Check each line of the entries below for the string "this"; copy every line where it appears.

=== The data ===

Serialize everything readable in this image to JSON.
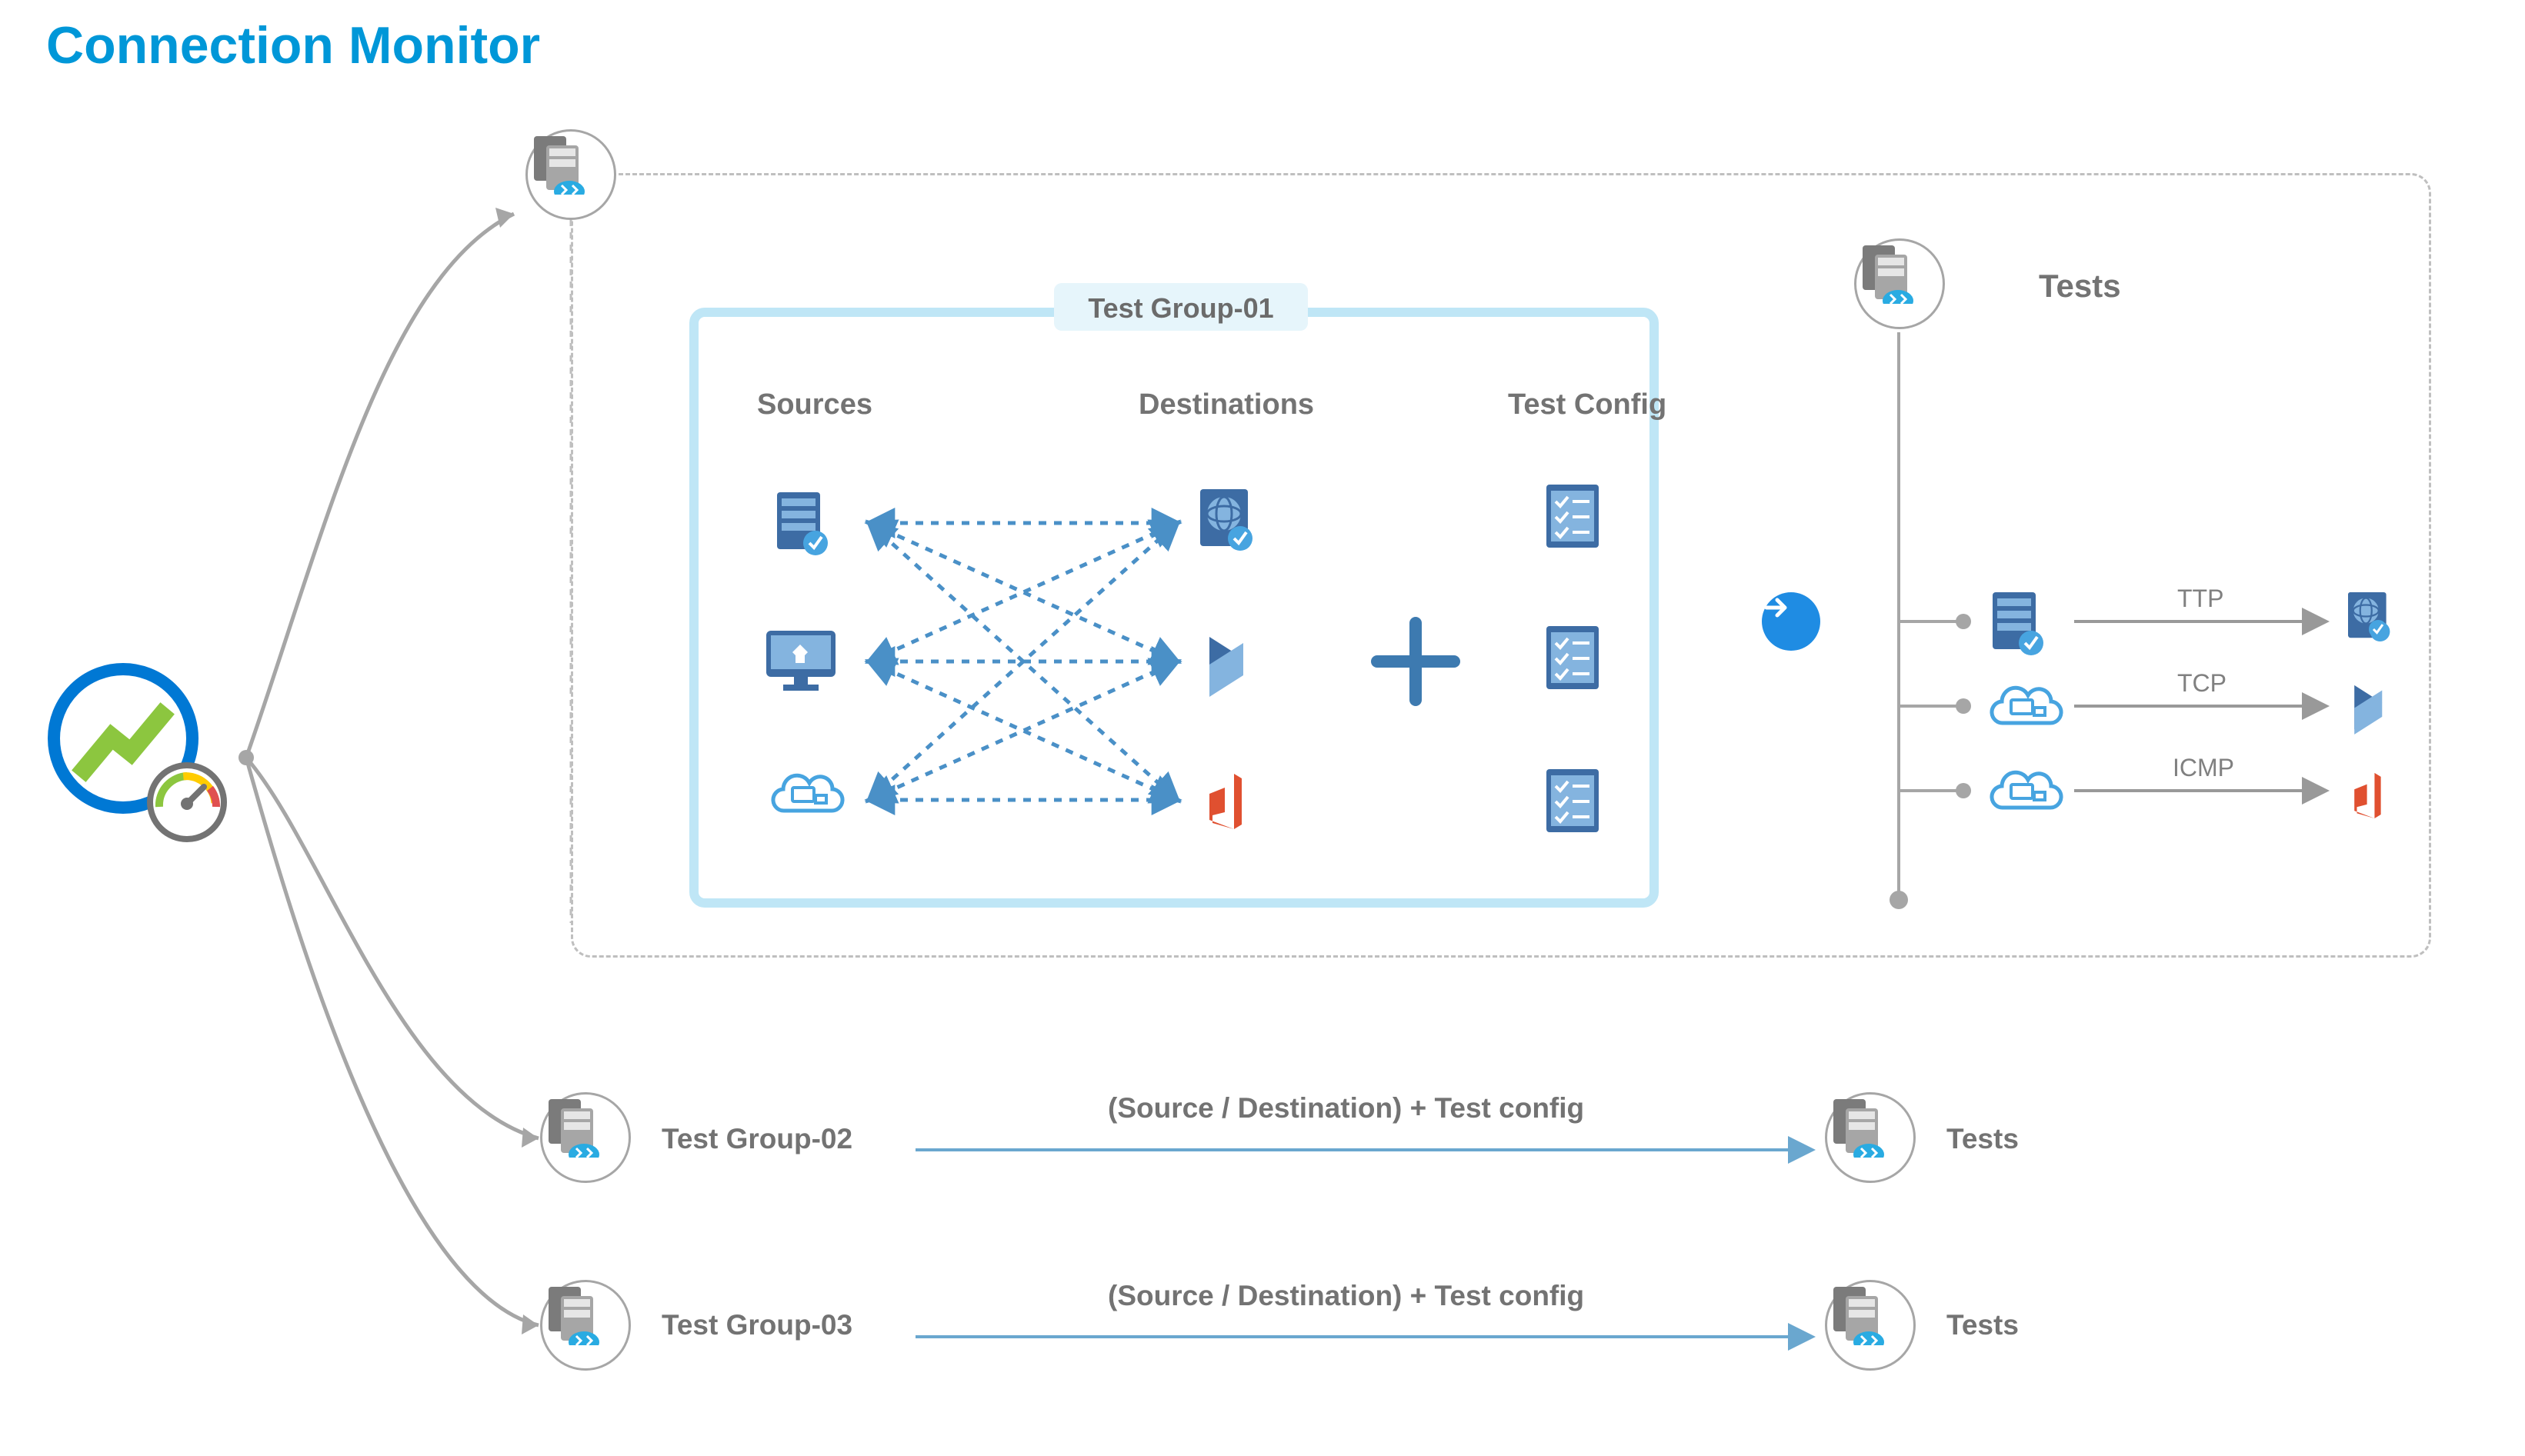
{
  "title": "Connection Monitor",
  "testGroup1": {
    "tab": "Test Group-01",
    "columns": {
      "sources": "Sources",
      "destinations": "Destinations",
      "config": "Test Config"
    }
  },
  "testsHeading": "Tests",
  "tests": {
    "row1": "TTP",
    "row2": "TCP",
    "row3": "ICMP"
  },
  "rows": {
    "tg2": {
      "name": "Test Group-02",
      "arrowLabel": "(Source / Destination) + Test config",
      "right": "Tests"
    },
    "tg3": {
      "name": "Test Group-03",
      "arrowLabel": "(Source / Destination) + Test config",
      "right": "Tests"
    }
  },
  "colors": {
    "titleBlue": "#0097d8",
    "accentBlue": "#1f8ce3",
    "nodeGrey": "#a6a6a6",
    "darkBlue": "#3d6ca4",
    "lightBlue": "#7db4e1",
    "tabBg": "#e6f5fb",
    "tgBorder": "#bfe6f6"
  }
}
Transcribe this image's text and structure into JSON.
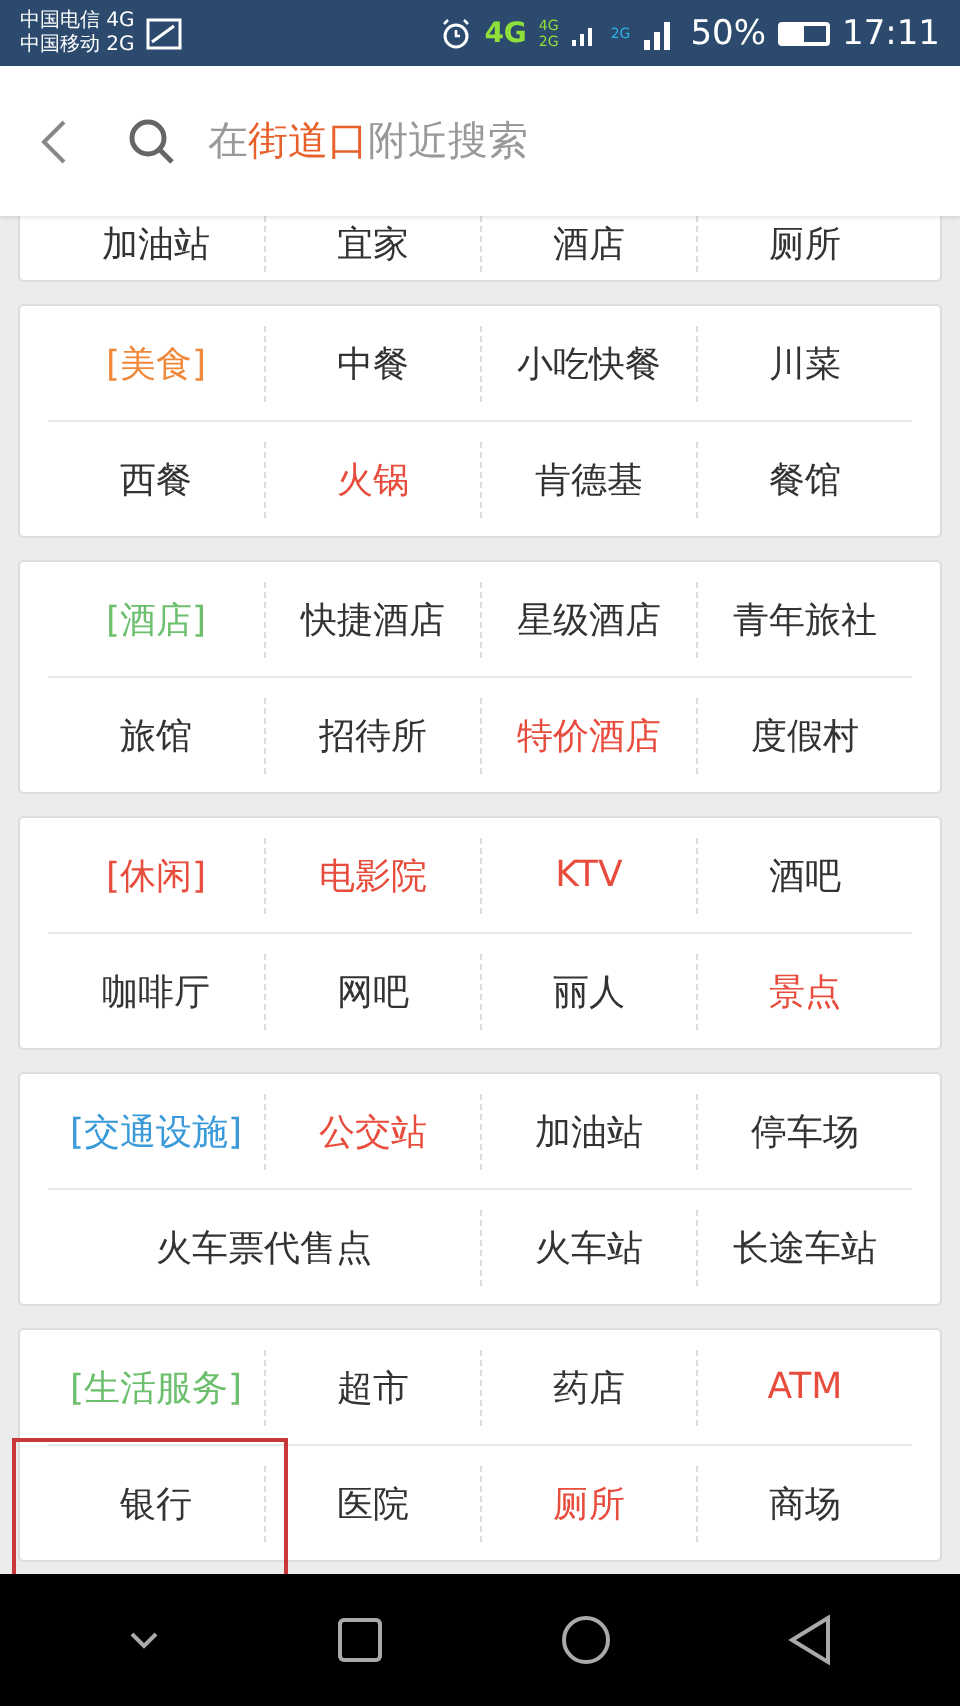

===

▸ **Your response**:
Serialize everything readable in this image to JSON.
Transcribe this image's text and structure into JSON.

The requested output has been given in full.